The King is not here, but his throne is. It is beautiful and shimmers in the light like a diamond. As you look at the throne you realize that it is made of thousands of pieces of broken mirror, which have been put together with mortar and polished so that not a single sharp edge remains. The throne is smooth, and glistens in the lights. As light touches the throne the mirrors reflect the light so that the chair glows with rainbows of light.
You have been granted permission, and so you sit on the rainbow throne of the Mountain King. And the colorful light wraps you like a coat of many colors, like Jacob’s coat. As you sit you learn of the wisdom of the Mountain King. Long ago the King declared that his throne should be made of mirrors. But as the mirrors were carried over the bridge and toward the tower, the workmen stumbled, and the mirrors shattered. Yet the King was wise beyond his years, and gave orders that the broken fragments should be gathered together and fit so cunningly together that they would decorate the surfaces of the throne like a mosaic of smooth, polished glass. And so it came to be, and the throne was made.
When the throne was brought into the sunlight for the first time, people realized that it was more beautiful in its brokenness than it ever would have been if it had been left unbroken.

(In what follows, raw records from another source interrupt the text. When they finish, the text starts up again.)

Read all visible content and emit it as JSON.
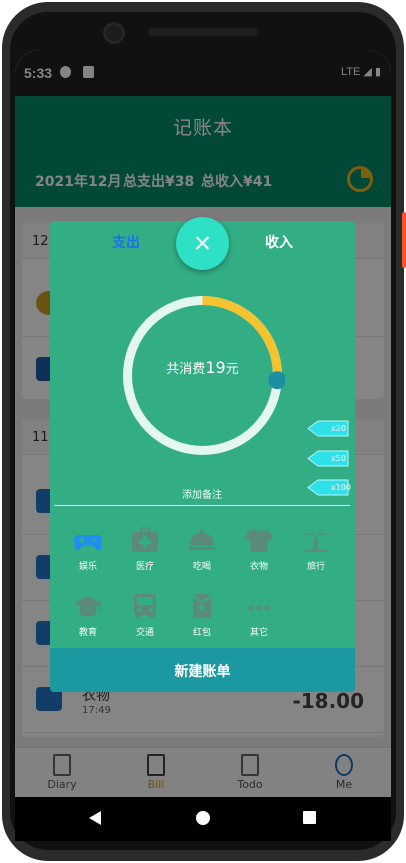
{
  "status": {
    "time": "5:33",
    "network": "LTE"
  },
  "app": {
    "title": "记账本"
  },
  "summary": {
    "month": "2021年12月",
    "expense": "总支出¥38",
    "income": "总收入¥41"
  },
  "list": {
    "group1_date": "12",
    "group2_date": "11",
    "last_item": {
      "name": "衣物",
      "time": "17:49",
      "amount": "-18.00"
    }
  },
  "tabs": [
    {
      "label": "Diary"
    },
    {
      "label": "Bill"
    },
    {
      "label": "Todo"
    },
    {
      "label": "Me"
    }
  ],
  "dialog": {
    "tab_expense": "支出",
    "tab_income": "收入",
    "ring_prefix": "共消费",
    "ring_amount": "19",
    "ring_suffix": "元",
    "ring_progress": 0.26,
    "tags": [
      "x20",
      "x50",
      "x100"
    ],
    "memo_placeholder": "添加备注",
    "categories": [
      {
        "label": "娱乐",
        "icon": "gamepad-icon",
        "color": "#1f8ef1"
      },
      {
        "label": "医疗",
        "icon": "medical-kit-icon",
        "color": "#5b8a7a"
      },
      {
        "label": "吃喝",
        "icon": "food-cloche-icon",
        "color": "#5b8a7a"
      },
      {
        "label": "衣物",
        "icon": "shirt-icon",
        "color": "#5b8a7a"
      },
      {
        "label": "旅行",
        "icon": "palm-tree-icon",
        "color": "#5b8a7a"
      },
      {
        "label": "教育",
        "icon": "graduation-cap-icon",
        "color": "#5b8a7a"
      },
      {
        "label": "交通",
        "icon": "bus-icon",
        "color": "#5b8a7a"
      },
      {
        "label": "红包",
        "icon": "red-envelope-icon",
        "color": "#5b8a7a"
      },
      {
        "label": "其它",
        "icon": "more-dots-icon",
        "color": "#5b8a7a"
      }
    ],
    "submit_label": "新建账单"
  },
  "colors": {
    "accent_green": "#058a68",
    "dialog_green": "#33ad84",
    "ring_progress": "#f5c330",
    "close_button": "#2ee0c5"
  }
}
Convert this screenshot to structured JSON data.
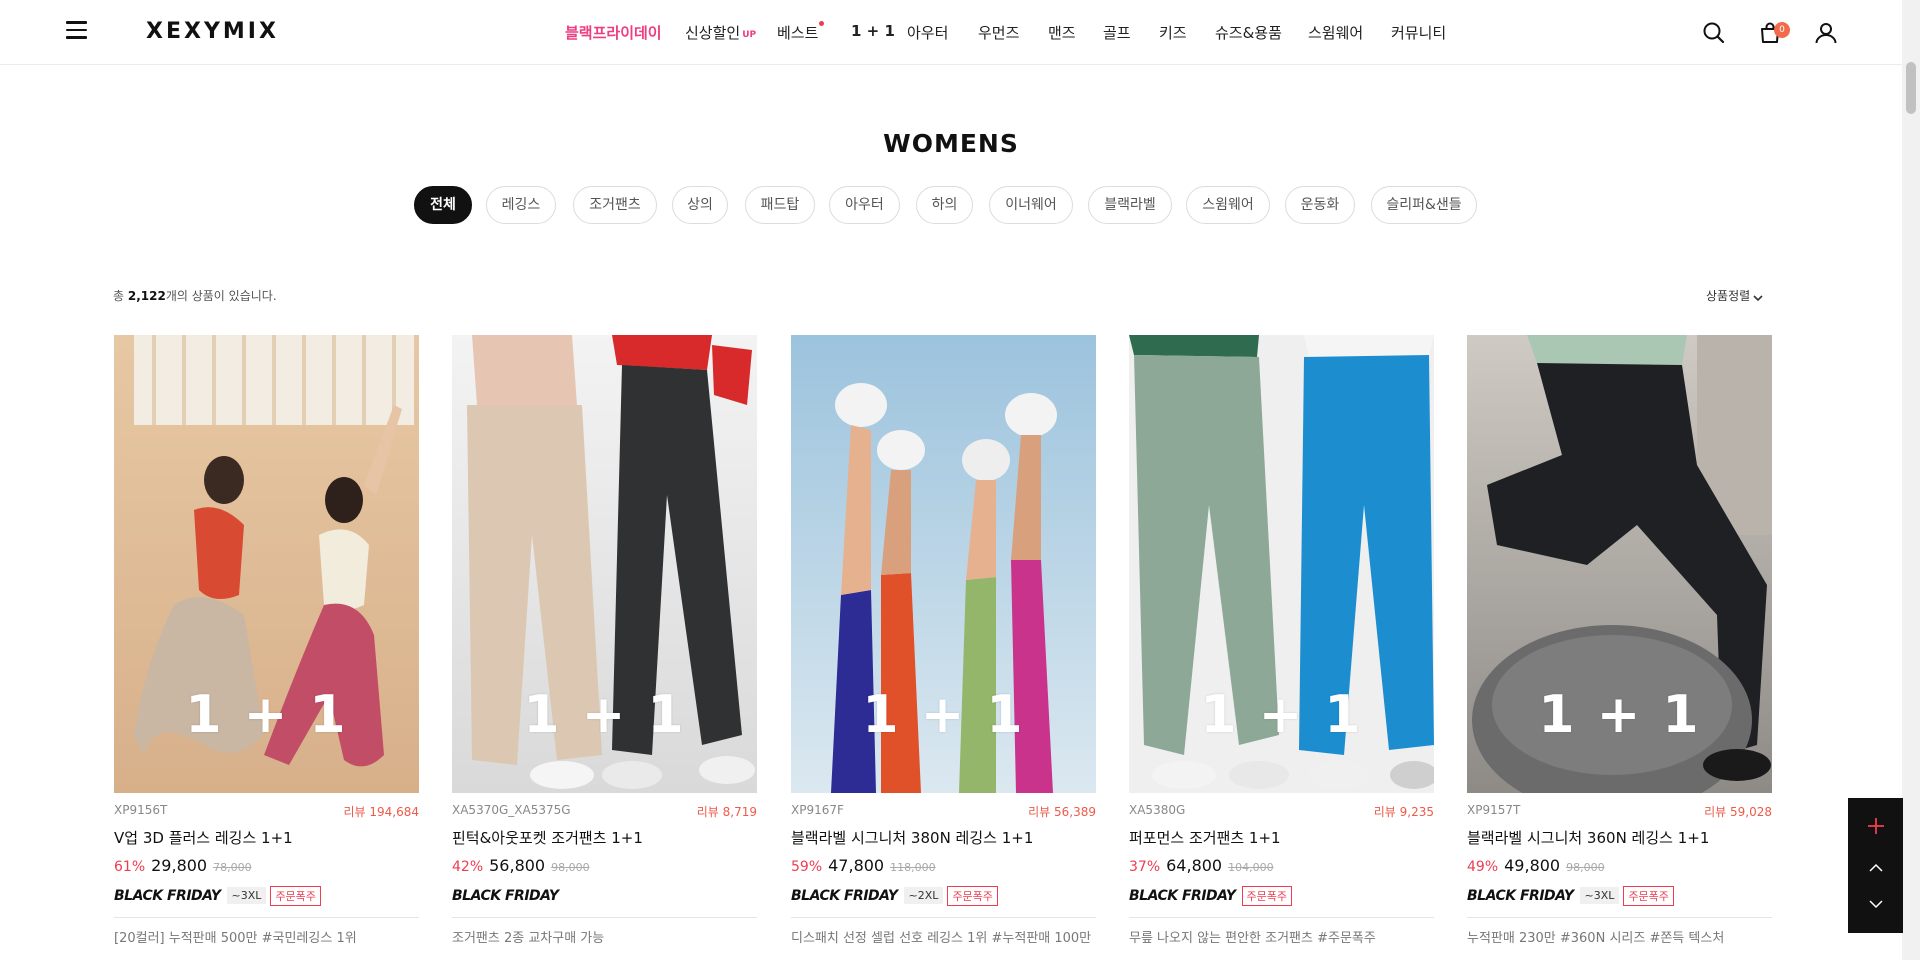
{
  "header": {
    "logo": "XEXYMIX",
    "nav": [
      {
        "label": "블랙프라이데이",
        "style": "pink"
      },
      {
        "label": "신상할인",
        "suffix": "UP"
      },
      {
        "label": "베스트",
        "dot": true
      },
      {
        "label": "1 + 1",
        "style": "bold"
      },
      {
        "label": "아우터"
      },
      {
        "label": "우먼즈"
      },
      {
        "label": "맨즈"
      },
      {
        "label": "골프"
      },
      {
        "label": "키즈"
      },
      {
        "label": "슈즈&용품"
      },
      {
        "label": "스윔웨어"
      },
      {
        "label": "커뮤니티"
      }
    ],
    "icons": [
      "menu-icon",
      "search-icon",
      "shopping-bag-icon",
      "user-icon"
    ],
    "cart_count": "0"
  },
  "main": {
    "title": "WOMENS",
    "categories": [
      "전체",
      "레깅스",
      "조거팬츠",
      "상의",
      "패드탑",
      "아우터",
      "하의",
      "이너웨어",
      "블랙라벨",
      "스윔웨어",
      "운동화",
      "슬리퍼&샌들"
    ],
    "active_category": "전체",
    "count_prefix": "총 ",
    "count_value": "2,122",
    "count_suffix": "개의 상품이 있습니다.",
    "sort_label": "상품정렬"
  },
  "products": [
    {
      "code": "XP9156T",
      "review": "리뷰 194,684",
      "name": "V업 3D 플러스 레깅스 1+1",
      "discount": "61%",
      "price": "29,800",
      "original": "78,000",
      "badge": "BLACK FRIDAY",
      "size": "~3XL",
      "hot": "주문폭주",
      "desc": "[20컬러] 누적판매 500만 #국민레깅스 1위",
      "overlay": "1 + 1"
    },
    {
      "code": "XA5370G_XA5375G",
      "review": "리뷰 8,719",
      "name": "핀턱&아웃포켓 조거팬츠 1+1",
      "discount": "42%",
      "price": "56,800",
      "original": "98,000",
      "badge": "BLACK FRIDAY",
      "size": "",
      "hot": "",
      "desc": "조거팬츠 2종 교차구매 가능",
      "overlay": "1 + 1"
    },
    {
      "code": "XP9167F",
      "review": "리뷰 56,389",
      "name": "블랙라벨 시그니처 380N 레깅스 1+1",
      "discount": "59%",
      "price": "47,800",
      "original": "118,000",
      "badge": "BLACK FRIDAY",
      "size": "~2XL",
      "hot": "주문폭주",
      "desc": "디스패치 선정 셀럽 선호 레깅스 1위 #누적판매 100만",
      "overlay": "1 + 1"
    },
    {
      "code": "XA5380G",
      "review": "리뷰 9,235",
      "name": "퍼포먼스 조거팬츠 1+1",
      "discount": "37%",
      "price": "64,800",
      "original": "104,000",
      "badge": "BLACK FRIDAY",
      "size": "",
      "hot": "주문폭주",
      "desc": "무릎 나오지 않는 편안한 조거팬츠 #주문폭주",
      "overlay": "1 + 1"
    },
    {
      "code": "XP9157T",
      "review": "리뷰 59,028",
      "name": "블랙라벨 시그니처 360N 레깅스 1+1",
      "discount": "49%",
      "price": "49,800",
      "original": "98,000",
      "badge": "BLACK FRIDAY",
      "size": "~3XL",
      "hot": "주문폭주",
      "desc": "누적판매 230만 #360N 시리즈 #쫀득 텍스처",
      "overlay": "1 + 1"
    }
  ],
  "floating": {
    "icons": [
      "plus-icon",
      "chevron-up-icon",
      "chevron-down-icon"
    ]
  },
  "colors": {
    "accent_pink": "#ee3d82",
    "sale_red": "#ee3d50",
    "cart_badge": "#f26b4a"
  }
}
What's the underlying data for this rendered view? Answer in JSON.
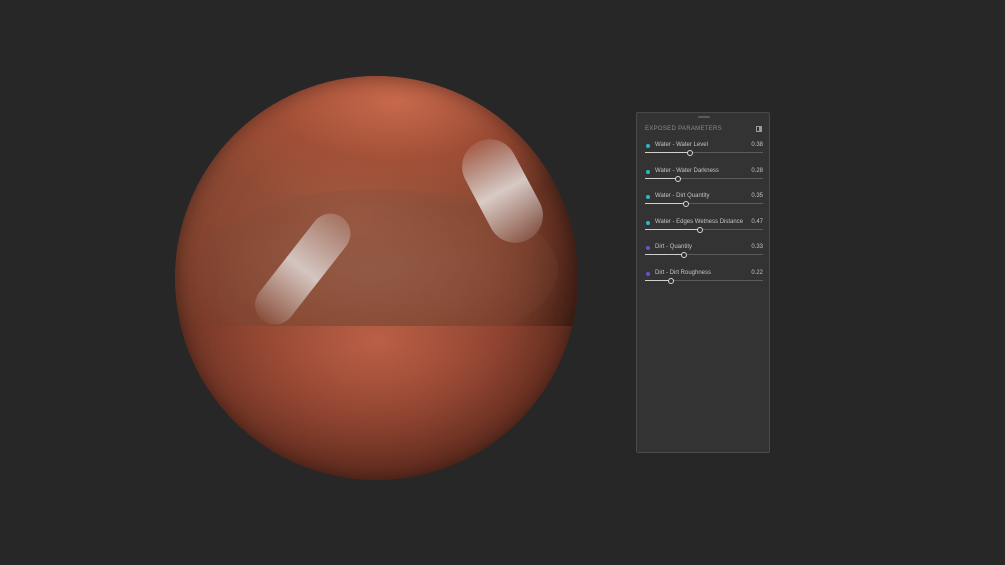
{
  "panel": {
    "title": "EXPOSED PARAMETERS",
    "collapse_icon": "panel-toggle-icon",
    "parameters": [
      {
        "label": "Water - Water Level",
        "value": "0.38",
        "fraction": 0.38,
        "color": "#2ab7c9"
      },
      {
        "label": "Water - Water Darkness",
        "value": "0.28",
        "fraction": 0.28,
        "color": "#2ab7c9"
      },
      {
        "label": "Water - Dirt Quantity",
        "value": "0.35",
        "fraction": 0.35,
        "color": "#2ab7c9"
      },
      {
        "label": "Water - Edges Wetness Distance",
        "value": "0.47",
        "fraction": 0.47,
        "color": "#2ab7c9"
      },
      {
        "label": "Dirt - Quantity",
        "value": "0.33",
        "fraction": 0.33,
        "color": "#6b4fd1"
      },
      {
        "label": "Dirt - Dirt Roughness",
        "value": "0.22",
        "fraction": 0.22,
        "color": "#6b4fd1"
      }
    ]
  },
  "viewport": {
    "background": "#272727",
    "preview_object": "material-preview-sphere"
  }
}
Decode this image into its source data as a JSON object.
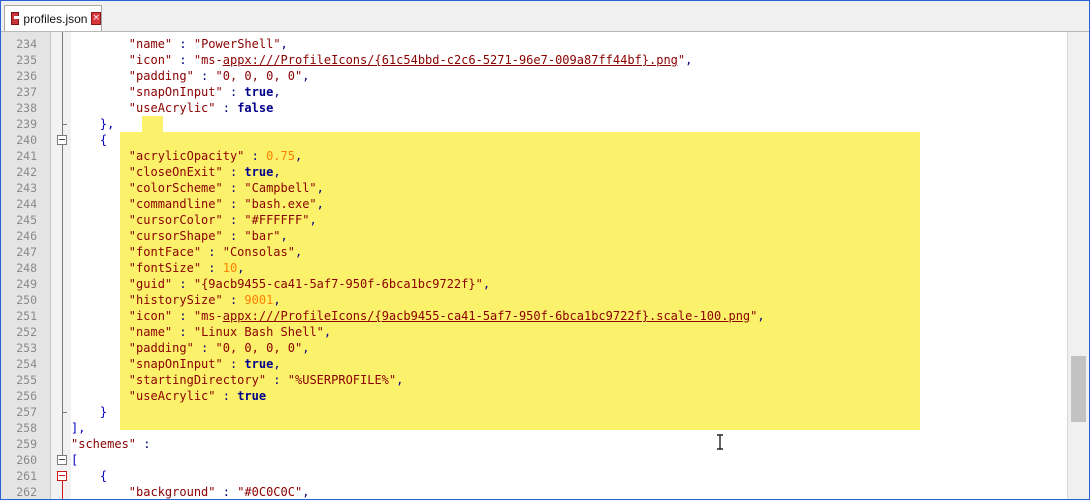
{
  "tab": {
    "title": "profiles.json"
  },
  "highlight_color": "#fcf16b",
  "lines": [
    {
      "n": "234",
      "html": "        <span class='k'>\"name\"</span> : <span class='v'>\"PowerShell\"</span>,"
    },
    {
      "n": "235",
      "html": "        <span class='k'>\"icon\"</span> : <span class='v'>\"ms-<span class='u'>appx:///ProfileIcons/{61c54bbd-c2c6-5271-96e7-009a87ff44bf}.png</span>\"</span>,"
    },
    {
      "n": "236",
      "html": "        <span class='k'>\"padding\"</span> : <span class='v'>\"0, 0, 0, 0\"</span>,"
    },
    {
      "n": "237",
      "html": "        <span class='k'>\"snapOnInput\"</span> : <span class='kw'>true</span>,"
    },
    {
      "n": "238",
      "html": "        <span class='k'>\"useAcrylic\"</span> : <span class='kw'>false</span>"
    },
    {
      "n": "239",
      "html": "    <span class='p'>},</span>"
    },
    {
      "n": "240",
      "html": "    <span class='p'>{</span>"
    },
    {
      "n": "241",
      "html": "        <span class='k'>\"acrylicOpacity\"</span> : <span class='num'>0.75</span>,"
    },
    {
      "n": "242",
      "html": "        <span class='k'>\"closeOnExit\"</span> : <span class='kw'>true</span>,"
    },
    {
      "n": "243",
      "html": "        <span class='k'>\"colorScheme\"</span> : <span class='v'>\"Campbell\"</span>,"
    },
    {
      "n": "244",
      "html": "        <span class='k'>\"commandline\"</span> : <span class='v'>\"bash.exe\"</span>,"
    },
    {
      "n": "245",
      "html": "        <span class='k'>\"cursorColor\"</span> : <span class='v'>\"#FFFFFF\"</span>,"
    },
    {
      "n": "246",
      "html": "        <span class='k'>\"cursorShape\"</span> : <span class='v'>\"bar\"</span>,"
    },
    {
      "n": "247",
      "html": "        <span class='k'>\"fontFace\"</span> : <span class='v'>\"Consolas\"</span>,"
    },
    {
      "n": "248",
      "html": "        <span class='k'>\"fontSize\"</span> : <span class='num'>10</span>,"
    },
    {
      "n": "249",
      "html": "        <span class='k'>\"guid\"</span> : <span class='v'>\"{9acb9455-ca41-5af7-950f-6bca1bc9722f}\"</span>,"
    },
    {
      "n": "250",
      "html": "        <span class='k'>\"historySize\"</span> : <span class='num'>9001</span>,"
    },
    {
      "n": "251",
      "html": "        <span class='k'>\"icon\"</span> : <span class='v'>\"ms-<span class='u'>appx:///ProfileIcons/{9acb9455-ca41-5af7-950f-6bca1bc9722f}.scale-100.png</span>\"</span>,"
    },
    {
      "n": "252",
      "html": "        <span class='k'>\"name\"</span> : <span class='v'>\"Linux Bash Shell\"</span>,"
    },
    {
      "n": "253",
      "html": "        <span class='k'>\"padding\"</span> : <span class='v'>\"0, 0, 0, 0\"</span>,"
    },
    {
      "n": "254",
      "html": "        <span class='k'>\"snapOnInput\"</span> : <span class='kw'>true</span>,"
    },
    {
      "n": "255",
      "html": "        <span class='k'>\"startingDirectory\"</span> : <span class='v'>\"%USERPROFILE%\"</span>,"
    },
    {
      "n": "256",
      "html": "        <span class='k'>\"useAcrylic\"</span> : <span class='kw'>true</span>"
    },
    {
      "n": "257",
      "html": "    <span class='p'>}</span>"
    },
    {
      "n": "258",
      "html": "<span class='p'>],</span>"
    },
    {
      "n": "259",
      "html": "<span class='k'>\"schemes\"</span> :"
    },
    {
      "n": "260",
      "html": "<span class='p'>[</span>"
    },
    {
      "n": "261",
      "html": "    <span class='p'>{</span>"
    },
    {
      "n": "262",
      "html": "        <span class='k'>\"background\"</span> : <span class='v'>\"#0C0C0C\"</span>,"
    }
  ]
}
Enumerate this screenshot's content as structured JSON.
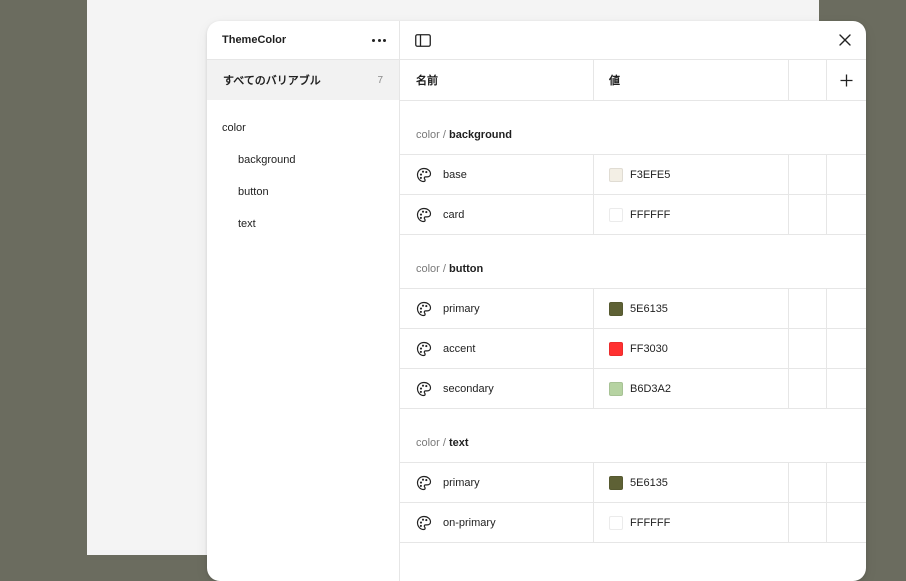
{
  "sidebar": {
    "title": "ThemeColor",
    "all_label": "すべてのバリアブル",
    "all_count": "7",
    "tree": [
      {
        "label": "color",
        "level": "root"
      },
      {
        "label": "background",
        "level": "child"
      },
      {
        "label": "button",
        "level": "child"
      },
      {
        "label": "text",
        "level": "child"
      }
    ]
  },
  "table": {
    "col_name": "名前",
    "col_value": "値",
    "groups": [
      {
        "prefix": "color / ",
        "name": "background",
        "rows": [
          {
            "name": "base",
            "value": "F3EFE5",
            "color": "#F3EFE5"
          },
          {
            "name": "card",
            "value": "FFFFFF",
            "color": "#FFFFFF"
          }
        ]
      },
      {
        "prefix": "color / ",
        "name": "button",
        "rows": [
          {
            "name": "primary",
            "value": "5E6135",
            "color": "#5E6135"
          },
          {
            "name": "accent",
            "value": "FF3030",
            "color": "#FF3030"
          },
          {
            "name": "secondary",
            "value": "B6D3A2",
            "color": "#B6D3A2"
          }
        ]
      },
      {
        "prefix": "color / ",
        "name": "text",
        "rows": [
          {
            "name": "primary",
            "value": "5E6135",
            "color": "#5E6135"
          },
          {
            "name": "on-primary",
            "value": "FFFFFF",
            "color": "#FFFFFF"
          }
        ]
      }
    ]
  },
  "icons": {
    "more": "more-horizontal-icon",
    "sidebar_toggle": "sidebar-toggle-icon",
    "close": "close-icon",
    "add": "plus-icon",
    "variable": "palette-icon"
  }
}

There is a beauty in brokenness that unbroken things never attain. It is true of us too, for people are stronger at the broken places. If a bone is broken, and heals, the area of the break is stronger than the surrounding bone, and will not easily break again. We are stronger at the broken places; there is a beauty in brokenness. When we rise above adversity, we rise in quiet triumph, even if no one notices but ourselves.
This is your throne now. Your unconscious mind can return here whenever it wishes and know the secret of the wisdom of the Mountain King. You are more wonderful because you have suffered and survived. There is nobility within you.

Now you rise from the throne, and journey back. You depart the Throne Room, and move through the inn below. Yet this time the people there take note of you, and acknowledge you with a smile and a kind nod of the head. You leave the tower, and move through the cavern. You press yourself through the split in the rock and walk through the faire. The bridge awaits, and you cross it home.

Now imagine yourself back in the theater, and the show has ended. The curtain descends and the lights come back on. You rise from your seat and find the aisle. You move up the aisle. As you move up the aisle you will count from 1 to 10. As you count from one to ten you allow your trance to gently lighten, until at about the time when you reach the count of 10. Then your eyes can open if they have not already, your mind can move back to ordinary awareness, and all of the parts of yourself can merge.

1, 2, 3, 4, 5, 6, 7, 8, 9, 10.